Please consider donating to Behind the Black, by giving either a one-time contribution or a regular subscription, as outlined in the tip jar to the right or below.
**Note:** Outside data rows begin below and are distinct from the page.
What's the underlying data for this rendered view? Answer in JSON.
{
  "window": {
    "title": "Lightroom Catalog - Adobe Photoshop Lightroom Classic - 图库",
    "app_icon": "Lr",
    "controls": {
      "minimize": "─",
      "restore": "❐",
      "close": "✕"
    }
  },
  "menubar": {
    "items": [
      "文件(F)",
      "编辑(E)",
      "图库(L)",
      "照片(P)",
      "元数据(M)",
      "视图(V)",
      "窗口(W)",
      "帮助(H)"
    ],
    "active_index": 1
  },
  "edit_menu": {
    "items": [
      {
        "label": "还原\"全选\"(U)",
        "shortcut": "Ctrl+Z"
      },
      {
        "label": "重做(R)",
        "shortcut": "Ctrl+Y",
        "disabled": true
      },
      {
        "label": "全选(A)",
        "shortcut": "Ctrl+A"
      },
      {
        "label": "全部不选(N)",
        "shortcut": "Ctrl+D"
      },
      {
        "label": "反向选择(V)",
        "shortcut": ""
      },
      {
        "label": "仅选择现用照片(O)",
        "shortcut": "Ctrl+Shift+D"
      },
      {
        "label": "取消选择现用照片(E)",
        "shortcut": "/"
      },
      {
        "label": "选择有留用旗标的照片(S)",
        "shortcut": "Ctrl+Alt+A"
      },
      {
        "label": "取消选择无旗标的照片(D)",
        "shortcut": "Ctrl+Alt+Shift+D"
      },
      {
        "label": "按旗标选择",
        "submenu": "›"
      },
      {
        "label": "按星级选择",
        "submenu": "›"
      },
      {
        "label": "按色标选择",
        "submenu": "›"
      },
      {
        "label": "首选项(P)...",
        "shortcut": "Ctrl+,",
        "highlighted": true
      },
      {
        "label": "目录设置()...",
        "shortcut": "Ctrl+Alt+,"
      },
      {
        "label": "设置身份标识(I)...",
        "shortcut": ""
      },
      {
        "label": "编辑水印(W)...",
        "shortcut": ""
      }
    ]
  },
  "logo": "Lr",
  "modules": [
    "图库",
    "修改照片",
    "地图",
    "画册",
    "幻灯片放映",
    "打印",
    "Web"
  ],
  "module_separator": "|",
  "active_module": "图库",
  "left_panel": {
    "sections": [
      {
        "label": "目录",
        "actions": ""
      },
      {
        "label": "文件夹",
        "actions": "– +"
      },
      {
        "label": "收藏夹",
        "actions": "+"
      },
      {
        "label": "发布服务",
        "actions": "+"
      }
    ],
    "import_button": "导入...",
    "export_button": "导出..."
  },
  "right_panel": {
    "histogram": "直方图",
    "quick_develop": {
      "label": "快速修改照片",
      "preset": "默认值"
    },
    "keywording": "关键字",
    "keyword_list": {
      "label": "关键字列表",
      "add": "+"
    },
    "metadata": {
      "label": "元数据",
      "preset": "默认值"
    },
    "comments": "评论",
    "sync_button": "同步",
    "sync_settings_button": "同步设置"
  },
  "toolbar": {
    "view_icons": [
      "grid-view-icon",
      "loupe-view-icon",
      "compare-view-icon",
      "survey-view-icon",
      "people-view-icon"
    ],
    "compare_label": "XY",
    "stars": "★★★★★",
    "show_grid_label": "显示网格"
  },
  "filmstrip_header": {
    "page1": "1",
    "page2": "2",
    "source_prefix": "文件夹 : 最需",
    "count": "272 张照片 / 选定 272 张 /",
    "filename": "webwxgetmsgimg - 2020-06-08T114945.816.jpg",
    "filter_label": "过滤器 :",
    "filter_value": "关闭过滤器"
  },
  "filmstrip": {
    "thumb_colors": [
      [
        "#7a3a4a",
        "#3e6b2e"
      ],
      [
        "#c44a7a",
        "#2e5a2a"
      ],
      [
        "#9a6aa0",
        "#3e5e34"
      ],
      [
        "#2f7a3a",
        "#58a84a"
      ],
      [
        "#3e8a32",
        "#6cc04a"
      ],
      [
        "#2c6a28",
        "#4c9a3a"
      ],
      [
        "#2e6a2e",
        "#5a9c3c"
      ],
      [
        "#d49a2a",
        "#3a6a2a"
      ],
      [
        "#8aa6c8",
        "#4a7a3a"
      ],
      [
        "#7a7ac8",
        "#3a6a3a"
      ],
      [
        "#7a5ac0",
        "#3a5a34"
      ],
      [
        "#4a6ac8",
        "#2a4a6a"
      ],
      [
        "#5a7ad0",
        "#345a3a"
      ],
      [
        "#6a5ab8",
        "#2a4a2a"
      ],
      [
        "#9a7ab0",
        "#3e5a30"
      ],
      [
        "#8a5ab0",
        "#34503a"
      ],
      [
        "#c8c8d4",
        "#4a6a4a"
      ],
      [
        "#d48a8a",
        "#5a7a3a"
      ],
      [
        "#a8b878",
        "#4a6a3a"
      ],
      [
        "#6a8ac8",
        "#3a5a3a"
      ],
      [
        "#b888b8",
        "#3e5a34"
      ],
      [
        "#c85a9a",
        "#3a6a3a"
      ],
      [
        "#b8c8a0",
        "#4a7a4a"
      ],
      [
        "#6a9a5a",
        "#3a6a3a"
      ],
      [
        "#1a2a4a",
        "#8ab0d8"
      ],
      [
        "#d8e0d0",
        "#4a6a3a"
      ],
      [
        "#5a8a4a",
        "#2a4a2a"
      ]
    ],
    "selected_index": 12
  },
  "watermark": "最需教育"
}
Your support will allow me to continue covering science and culture as I have for the past twenty years, independent and free from any outside influence.
Astronomers now think that a nearby star that erratically dims inexplicably does so because of clouds of debris left by the destruction of one or more exoplanets.
A team of U.S. astronomers studying the star RZ Piscium has found evidence suggesting its strange, unpredictable dimming episodes may be caused by vast orbiting clouds of gas and dust, the remains of one or more destroyed planets. “Our observations show there are massive blobs of dust and gas that occasionally block the star’s light and are probably spiraling into it,” said Kristina Punzi, a doctoral student at the Rochester Institute of Technology (RIT) in New York and lead author of a paper describing the findings. “Although there could be other explanations, we suggest this material may have been produced by the break-up of massive orbiting bodies near the star.”
Their data also suggest that the star is young.